On Friday, the 12th of July, data released by the Chinese Commerce Ministry during late Asian trading hours, had revealed that China’s export was plummeted in June, as United States had rachet up trade pressures, while Chinese imports were contracted more than anticipated, signaling a steep recession risk looming over the world’s second largest economy.
Following the reveal of Friday’s (July 12th) China data, expressing sheer concern over health of the global economy, multiple analysts had been quoted saying that the downbeat China data had been caused by a series of unfortunate events including declining demands in home and abroad alongside a sharp US tariff hike menacing China’s already-thinner profit margins, which would eventually prompt People’s Bank of China (China’s central bank) to ease policy further and to inject more monetary stimulus.
According to the China export and import data for June released on Friday (July 12th), exports fell about 1.3 percent in June on a year-on-year basis, while imports were curbed to 7.3 percent following a 8.3 percent contraction in May, insanely beating an analysts’ estimate of 4.5 percent drop.
Citing US tariff hike and declining domestic demand behind this havoc-scale plunge in Chinese export and import for second straight in Q2, 2019, Capital Economics wrote in a client note, “The latest U.S. tariff hike probably contributed to this drop, alongside a broader slowdown in foreign demand.

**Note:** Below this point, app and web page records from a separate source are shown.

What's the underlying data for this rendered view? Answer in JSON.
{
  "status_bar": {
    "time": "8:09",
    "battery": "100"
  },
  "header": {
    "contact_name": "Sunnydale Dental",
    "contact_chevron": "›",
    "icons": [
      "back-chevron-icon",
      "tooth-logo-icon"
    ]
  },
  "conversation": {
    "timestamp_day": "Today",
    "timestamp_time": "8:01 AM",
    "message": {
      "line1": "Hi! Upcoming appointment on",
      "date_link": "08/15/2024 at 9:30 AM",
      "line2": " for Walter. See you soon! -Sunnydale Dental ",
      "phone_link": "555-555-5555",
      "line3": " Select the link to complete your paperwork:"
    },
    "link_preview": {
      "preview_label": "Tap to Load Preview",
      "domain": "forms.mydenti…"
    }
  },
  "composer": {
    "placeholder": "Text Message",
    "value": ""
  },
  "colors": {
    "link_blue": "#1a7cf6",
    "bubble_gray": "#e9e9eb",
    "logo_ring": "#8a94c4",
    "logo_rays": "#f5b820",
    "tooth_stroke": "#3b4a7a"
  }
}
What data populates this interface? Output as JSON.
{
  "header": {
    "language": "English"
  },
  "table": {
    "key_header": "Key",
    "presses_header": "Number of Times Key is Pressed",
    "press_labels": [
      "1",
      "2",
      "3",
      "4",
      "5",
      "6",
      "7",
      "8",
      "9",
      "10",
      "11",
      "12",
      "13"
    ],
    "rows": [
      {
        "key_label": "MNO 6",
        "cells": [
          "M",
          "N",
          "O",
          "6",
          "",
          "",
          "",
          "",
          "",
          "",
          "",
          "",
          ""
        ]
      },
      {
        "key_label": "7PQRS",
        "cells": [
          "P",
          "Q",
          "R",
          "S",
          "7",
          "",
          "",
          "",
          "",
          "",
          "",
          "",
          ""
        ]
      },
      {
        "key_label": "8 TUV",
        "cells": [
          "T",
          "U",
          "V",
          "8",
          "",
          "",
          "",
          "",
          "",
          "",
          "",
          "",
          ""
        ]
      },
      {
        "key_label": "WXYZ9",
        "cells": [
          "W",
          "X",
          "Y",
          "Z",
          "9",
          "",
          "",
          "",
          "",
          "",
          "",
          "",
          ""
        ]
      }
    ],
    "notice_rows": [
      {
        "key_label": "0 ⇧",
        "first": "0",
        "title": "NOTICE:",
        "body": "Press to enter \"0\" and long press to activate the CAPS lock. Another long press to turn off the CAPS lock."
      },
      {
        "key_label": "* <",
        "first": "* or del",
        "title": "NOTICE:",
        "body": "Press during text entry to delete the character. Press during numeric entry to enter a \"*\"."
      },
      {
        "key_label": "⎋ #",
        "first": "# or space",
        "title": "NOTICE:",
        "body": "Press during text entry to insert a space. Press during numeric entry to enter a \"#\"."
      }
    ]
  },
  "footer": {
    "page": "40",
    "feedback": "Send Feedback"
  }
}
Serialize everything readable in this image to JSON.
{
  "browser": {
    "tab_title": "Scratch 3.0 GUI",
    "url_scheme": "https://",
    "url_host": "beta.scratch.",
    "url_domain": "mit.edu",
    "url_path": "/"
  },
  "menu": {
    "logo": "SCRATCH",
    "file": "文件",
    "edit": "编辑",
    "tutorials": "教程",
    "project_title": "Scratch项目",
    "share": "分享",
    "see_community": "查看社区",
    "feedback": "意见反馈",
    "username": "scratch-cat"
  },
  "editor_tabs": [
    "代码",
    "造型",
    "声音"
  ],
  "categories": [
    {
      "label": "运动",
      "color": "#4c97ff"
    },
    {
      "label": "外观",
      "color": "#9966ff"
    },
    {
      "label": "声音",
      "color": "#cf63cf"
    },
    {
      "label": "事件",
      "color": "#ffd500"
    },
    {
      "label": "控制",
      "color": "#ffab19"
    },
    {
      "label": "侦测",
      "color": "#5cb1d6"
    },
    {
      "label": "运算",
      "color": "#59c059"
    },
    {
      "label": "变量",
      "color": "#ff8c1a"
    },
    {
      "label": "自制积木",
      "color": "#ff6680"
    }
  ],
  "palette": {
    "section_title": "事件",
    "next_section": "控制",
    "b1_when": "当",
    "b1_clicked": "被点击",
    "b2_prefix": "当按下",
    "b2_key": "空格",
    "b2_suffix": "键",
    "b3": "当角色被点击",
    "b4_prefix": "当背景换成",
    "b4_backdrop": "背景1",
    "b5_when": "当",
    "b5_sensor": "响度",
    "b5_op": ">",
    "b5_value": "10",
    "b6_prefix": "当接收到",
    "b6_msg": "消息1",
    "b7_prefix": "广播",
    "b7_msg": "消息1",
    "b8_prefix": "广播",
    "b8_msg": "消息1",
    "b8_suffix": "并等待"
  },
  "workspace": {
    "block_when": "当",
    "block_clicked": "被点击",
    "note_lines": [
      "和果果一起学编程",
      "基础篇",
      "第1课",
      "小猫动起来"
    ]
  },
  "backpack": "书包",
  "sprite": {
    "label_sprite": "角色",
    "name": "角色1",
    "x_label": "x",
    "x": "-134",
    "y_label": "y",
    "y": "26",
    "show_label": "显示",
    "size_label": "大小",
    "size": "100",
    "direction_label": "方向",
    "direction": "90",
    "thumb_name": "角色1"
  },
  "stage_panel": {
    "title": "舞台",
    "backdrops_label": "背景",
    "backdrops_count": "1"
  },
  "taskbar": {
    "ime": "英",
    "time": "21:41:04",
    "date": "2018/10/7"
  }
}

We don’t expect global growth to bottom out until next year. And while the truce reached between (presidents) Trump and Xi at the G20 late last month removes the immediate threat of further U.S. tariffs, our base case remains that trade talks will break down again before long”.